Be careful with those Christmas goodies; salmonella and other pathogens can survive for at least 6 months in cookies and crackers, according to research published in the Journal of Food Protection.
Salmonella is a bacteria that causes diarrhea, fever and abdominal cramps 12-72 hours after infection. Discovered by an American scientist, Dr. Salmon, it has been known to cause illness for over 125 years.
Salmonella infection usually passes after 4-7 days without treatment, but more serious cases can occur, involving severe diarrhea, a spread of infection from the intestines to the blood stream, and then to other body sites and sometimes death.
In severe cases, hospitalization and prompt treatment with antibiotics are needed to bring the infection under control.
The elderly, infants and those with impaired immune systems are more likely to be severely affected.
Common sources of salmonella include food and water contaminated with small amounts of animal feces. Foods of animal origin, such as beef, poultry, milk, fish or eggs are most prone to contamination; but any food, including vegetables, fruits and processed foods can carry the bacteria.
- Salmonella is estimated to cause 1 million cases of foodborne disease a year in the US

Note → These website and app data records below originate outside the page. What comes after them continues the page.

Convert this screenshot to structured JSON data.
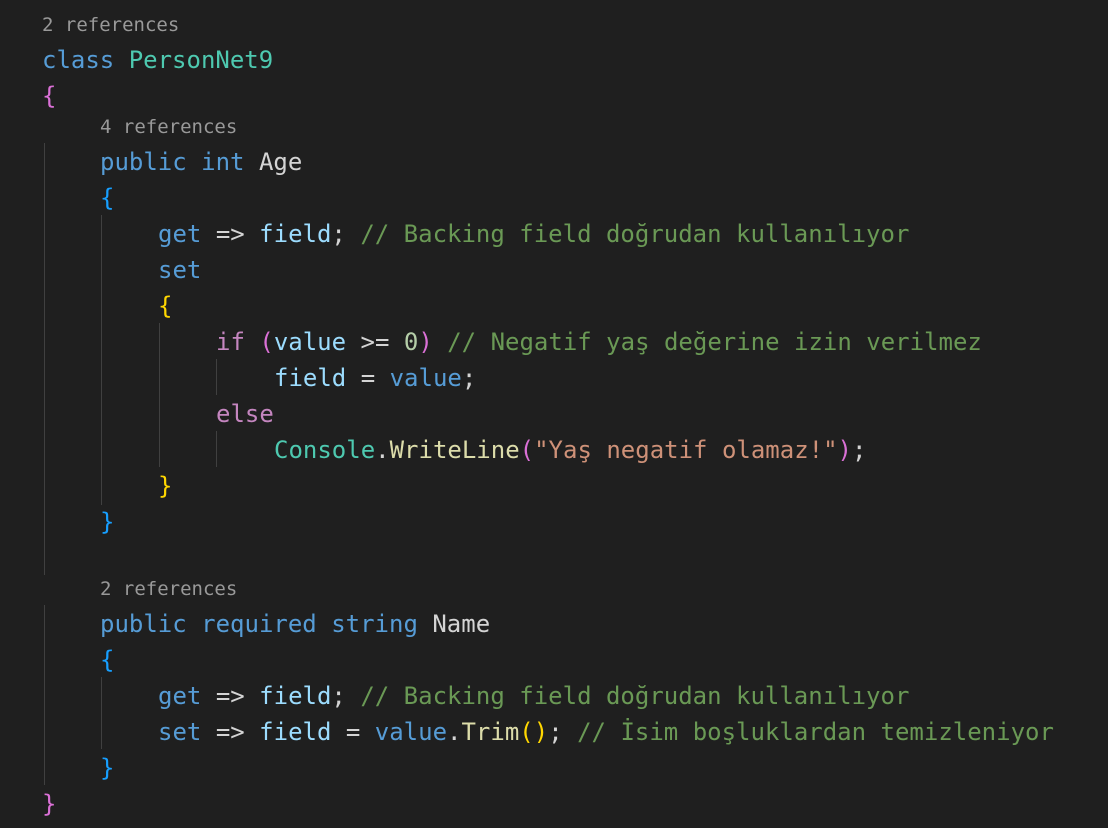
{
  "editor": {
    "language": "csharp",
    "theme_colors": {
      "background": "#1f1f1f",
      "keyword": "#569cd6",
      "control": "#c586c0",
      "type": "#4ec9b0",
      "variable": "#9cdcfe",
      "method": "#dcdcaa",
      "string": "#ce9178",
      "comment": "#6a9955",
      "codelens": "#999999",
      "bracket_1": "#da70d6",
      "bracket_2": "#179fff",
      "bracket_3": "#ffd700"
    },
    "codelens": {
      "class": "2 references",
      "age": "4 references",
      "name": "2 references"
    },
    "tokens": {
      "class_kw": "class",
      "class_name": "PersonNet9",
      "open_brace": "{",
      "close_brace": "}",
      "public_kw": "public",
      "int_kw": "int",
      "age_name": "Age",
      "get_kw": "get",
      "set_kw": "set",
      "arrow": "=>",
      "field_kw": "field",
      "semicolon": ";",
      "comment_backing": "// Backing field doğrudan kullanılıyor",
      "if_kw": "if",
      "open_paren": "(",
      "close_paren": ")",
      "value_kw": "value",
      "gte_op": ">=",
      "zero": "0",
      "comment_negative": "// Negatif yaş değerine izin verilmez",
      "assign_op": "=",
      "else_kw": "else",
      "console_type": "Console",
      "dot": ".",
      "writeline_method": "WriteLine",
      "string_literal": "\"Yaş negatif olamaz!\"",
      "required_kw": "required",
      "string_kw": "string",
      "name_name": "Name",
      "trim_method": "Trim",
      "comment_trim": "// İsim boşluklardan temizleniyor"
    }
  }
}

- 19,000 hospitalizations occur due to salmonella each year
- 380 Americans die each year from salmonella poisoning.
Contamination can occur in stores or in the kitchen, when drippings from raw meat or poultry contaminate surfaces and other foods in the refrigerator or in a shopping cart.
Using a cutting board and knife to prepare raw meat or poultry without washing them thoroughly between uses increases the risk. Contaminated foods usually look and smell normal.
Researchers at the University of Georgia (UGA) were prompted to investigate salmonella in low-water-activity – or dry – foods because of an increased number of outbreaks of foodborne diseases.
Larry Beuchat, of the UGA College of Agricultural and Environmental Sciences, led a study to see how long bacteria that cause foodborne illness can survive in certain foods.
It was not expected that salmonella would grow in foods with a very dry environment.
Researchers used five different serotypes of salmonella that had been isolated from foods with very low moisture content, specifically cookie and cracker sandwiches that had been involved in previous foodborne outbreaks.
The investigators put the salmonella into four types of fillings found in cookies or crackers and placed them into storage.
They used cheese and peanut butter fillings for the cracker sandwiches and chocolate and vanilla fillings for the cookie sandwiches, to make the kind of product that is found in grocery stores or vending machines.
After storing, the scientists determined how long salmonella was able to survive in each filling.
The salmonella survived longer in some fillings than in others. The pathogen survived better in the cookie sandwiches than in the crackers, and in some cases, it survived for at least 6 months.
Beuchat and study co-author David Mann were surprised to find that the salmonella survived in the cookie environment and that it survived for so long.
The study adds to a growing body of evidence that salmonella and other foodborne pathogens can survive for unusual lengths of time in dry foods, say the researchers.
As a result of the findings, researchers are considering new measures for preventing contamination and outbreaks.
“The next steps would be to test all ingredients that are used in these foods.”
He suggests that if there is a possibility of foodborne pathogens being present in specific ingredients, the use of those ingredients should be stopped. Measures should also be taken to ensure that contamination does not occur during manufacture.
Medical News Today recently reported that foodborne diseases kill 125,000 children a year worldwide.